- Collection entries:
● ● ● ● ●

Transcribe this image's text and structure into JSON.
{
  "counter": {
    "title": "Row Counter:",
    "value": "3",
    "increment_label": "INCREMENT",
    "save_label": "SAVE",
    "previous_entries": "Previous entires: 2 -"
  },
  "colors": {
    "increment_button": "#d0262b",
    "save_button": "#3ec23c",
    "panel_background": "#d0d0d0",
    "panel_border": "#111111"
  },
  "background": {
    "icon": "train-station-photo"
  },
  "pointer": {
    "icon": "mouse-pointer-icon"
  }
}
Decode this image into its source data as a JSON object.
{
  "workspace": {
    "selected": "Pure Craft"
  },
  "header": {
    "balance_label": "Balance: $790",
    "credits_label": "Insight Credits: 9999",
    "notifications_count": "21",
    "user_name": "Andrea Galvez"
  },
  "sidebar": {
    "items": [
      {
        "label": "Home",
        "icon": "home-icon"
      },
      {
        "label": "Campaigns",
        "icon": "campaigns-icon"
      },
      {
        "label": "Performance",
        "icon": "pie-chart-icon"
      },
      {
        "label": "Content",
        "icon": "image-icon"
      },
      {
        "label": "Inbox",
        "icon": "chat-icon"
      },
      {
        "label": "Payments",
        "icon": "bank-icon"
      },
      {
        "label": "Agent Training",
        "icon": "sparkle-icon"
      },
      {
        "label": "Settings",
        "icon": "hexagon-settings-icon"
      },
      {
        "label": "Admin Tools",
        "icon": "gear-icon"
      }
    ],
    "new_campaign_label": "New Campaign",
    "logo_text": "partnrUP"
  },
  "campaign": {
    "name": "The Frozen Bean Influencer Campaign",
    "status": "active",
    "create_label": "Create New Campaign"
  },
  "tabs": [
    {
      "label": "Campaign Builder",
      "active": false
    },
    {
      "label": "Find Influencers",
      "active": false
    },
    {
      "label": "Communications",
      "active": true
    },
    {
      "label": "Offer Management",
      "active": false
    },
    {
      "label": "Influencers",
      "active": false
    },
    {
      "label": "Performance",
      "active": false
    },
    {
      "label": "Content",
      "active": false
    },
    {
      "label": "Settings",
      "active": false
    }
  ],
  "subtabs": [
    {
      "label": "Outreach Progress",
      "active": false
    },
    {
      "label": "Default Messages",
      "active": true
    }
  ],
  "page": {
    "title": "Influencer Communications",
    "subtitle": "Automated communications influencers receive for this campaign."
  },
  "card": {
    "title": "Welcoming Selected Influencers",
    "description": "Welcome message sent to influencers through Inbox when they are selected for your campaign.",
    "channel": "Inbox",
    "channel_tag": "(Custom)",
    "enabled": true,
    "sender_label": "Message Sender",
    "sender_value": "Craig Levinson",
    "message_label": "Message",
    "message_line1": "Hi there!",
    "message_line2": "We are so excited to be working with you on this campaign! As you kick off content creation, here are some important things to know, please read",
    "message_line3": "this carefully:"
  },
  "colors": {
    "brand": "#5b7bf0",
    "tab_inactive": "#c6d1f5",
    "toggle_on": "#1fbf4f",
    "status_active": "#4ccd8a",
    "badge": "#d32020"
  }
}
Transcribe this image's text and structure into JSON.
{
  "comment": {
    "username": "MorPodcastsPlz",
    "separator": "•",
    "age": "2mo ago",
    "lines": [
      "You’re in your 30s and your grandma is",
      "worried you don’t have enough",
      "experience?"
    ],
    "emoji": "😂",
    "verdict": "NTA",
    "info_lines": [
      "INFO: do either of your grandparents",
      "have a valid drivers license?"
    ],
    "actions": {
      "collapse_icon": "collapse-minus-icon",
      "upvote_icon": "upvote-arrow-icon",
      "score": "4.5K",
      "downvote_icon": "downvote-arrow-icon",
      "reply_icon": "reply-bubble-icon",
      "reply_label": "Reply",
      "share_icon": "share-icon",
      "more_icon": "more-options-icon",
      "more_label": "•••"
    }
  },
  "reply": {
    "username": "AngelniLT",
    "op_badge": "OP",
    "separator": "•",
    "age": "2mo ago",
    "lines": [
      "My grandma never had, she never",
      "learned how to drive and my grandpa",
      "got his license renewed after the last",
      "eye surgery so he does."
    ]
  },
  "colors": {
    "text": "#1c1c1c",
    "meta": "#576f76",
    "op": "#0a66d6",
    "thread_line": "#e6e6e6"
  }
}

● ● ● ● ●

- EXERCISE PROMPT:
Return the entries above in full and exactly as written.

- RESULT OF THE EXERCISE:
Transcribe this image's text and structure into JSON.
{
  "counter": {
    "title": "Row Counter:",
    "value": "3",
    "increment_label": "INCREMENT",
    "save_label": "SAVE",
    "previous_entries": "Previous entires: 2 -"
  },
  "colors": {
    "increment_button": "#d0262b",
    "save_button": "#3ec23c",
    "panel_background": "#d0d0d0",
    "panel_border": "#111111"
  },
  "background": {
    "icon": "train-station-photo"
  },
  "pointer": {
    "icon": "mouse-pointer-icon"
  }
}
Decode this image into its source data as a JSON object.
{
  "workspace": {
    "selected": "Pure Craft"
  },
  "header": {
    "balance_label": "Balance: $790",
    "credits_label": "Insight Credits: 9999",
    "notifications_count": "21",
    "user_name": "Andrea Galvez"
  },
  "sidebar": {
    "items": [
      {
        "label": "Home",
        "icon": "home-icon"
      },
      {
        "label": "Campaigns",
        "icon": "campaigns-icon"
      },
      {
        "label": "Performance",
        "icon": "pie-chart-icon"
      },
      {
        "label": "Content",
        "icon": "image-icon"
      },
      {
        "label": "Inbox",
        "icon": "chat-icon"
      },
      {
        "label": "Payments",
        "icon": "bank-icon"
      },
      {
        "label": "Agent Training",
        "icon": "sparkle-icon"
      },
      {
        "label": "Settings",
        "icon": "hexagon-settings-icon"
      },
      {
        "label": "Admin Tools",
        "icon": "gear-icon"
      }
    ],
    "new_campaign_label": "New Campaign",
    "logo_text": "partnrUP"
  },
  "campaign": {
    "name": "The Frozen Bean Influencer Campaign",
    "status": "active",
    "create_label": "Create New Campaign"
  },
  "tabs": [
    {
      "label": "Campaign Builder",
      "active": false
    },
    {
      "label": "Find Influencers",
      "active": false
    },
    {
      "label": "Communications",
      "active": true
    },
    {
      "label": "Offer Management",
      "active": false
    },
    {
      "label": "Influencers",
      "active": false
    },
    {
      "label": "Performance",
      "active": false
    },
    {
      "label": "Content",
      "active": false
    },
    {
      "label": "Settings",
      "active": false
    }
  ],
  "subtabs": [
    {
      "label": "Outreach Progress",
      "active": false
    },
    {
      "label": "Default Messages",
      "active": true
    }
  ],
  "page": {
    "title": "Influencer Communications",
    "subtitle": "Automated communications influencers receive for this campaign."
  },
  "card": {
    "title": "Welcoming Selected Influencers",
    "description": "Welcome message sent to influencers through Inbox when they are selected for your campaign.",
    "channel": "Inbox",
    "channel_tag": "(Custom)",
    "enabled": true,
    "sender_label": "Message Sender",
    "sender_value": "Craig Levinson",
    "message_label": "Message",
    "message_line1": "Hi there!",
    "message_line2": "We are so excited to be working with you on this campaign! As you kick off content creation, here are some important things to know, please read",
    "message_line3": "this carefully:"
  },
  "colors": {
    "brand": "#5b7bf0",
    "tab_inactive": "#c6d1f5",
    "toggle_on": "#1fbf4f",
    "status_active": "#4ccd8a",
    "badge": "#d32020"
  }
}
Transcribe this image's text and structure into JSON.
{
  "comment": {
    "username": "MorPodcastsPlz",
    "separator": "•",
    "age": "2mo ago",
    "lines": [
      "You’re in your 30s and your grandma is",
      "worried you don’t have enough",
      "experience?"
    ],
    "emoji": "😂",
    "verdict": "NTA",
    "info_lines": [
      "INFO: do either of your grandparents",
      "have a valid drivers license?"
    ],
    "actions": {
      "collapse_icon": "collapse-minus-icon",
      "upvote_icon": "upvote-arrow-icon",
      "score": "4.5K",
      "downvote_icon": "downvote-arrow-icon",
      "reply_icon": "reply-bubble-icon",
      "reply_label": "Reply",
      "share_icon": "share-icon",
      "more_icon": "more-options-icon",
      "more_label": "•••"
    }
  },
  "reply": {
    "username": "AngelniLT",
    "op_badge": "OP",
    "separator": "•",
    "age": "2mo ago",
    "lines": [
      "My grandma never had, she never",
      "learned how to drive and my grandpa",
      "got his license renewed after the last",
      "eye surgery so he does."
    ]
  },
  "colors": {
    "text": "#1c1c1c",
    "meta": "#576f76",
    "op": "#0a66d6",
    "thread_line": "#e6e6e6"
  }
}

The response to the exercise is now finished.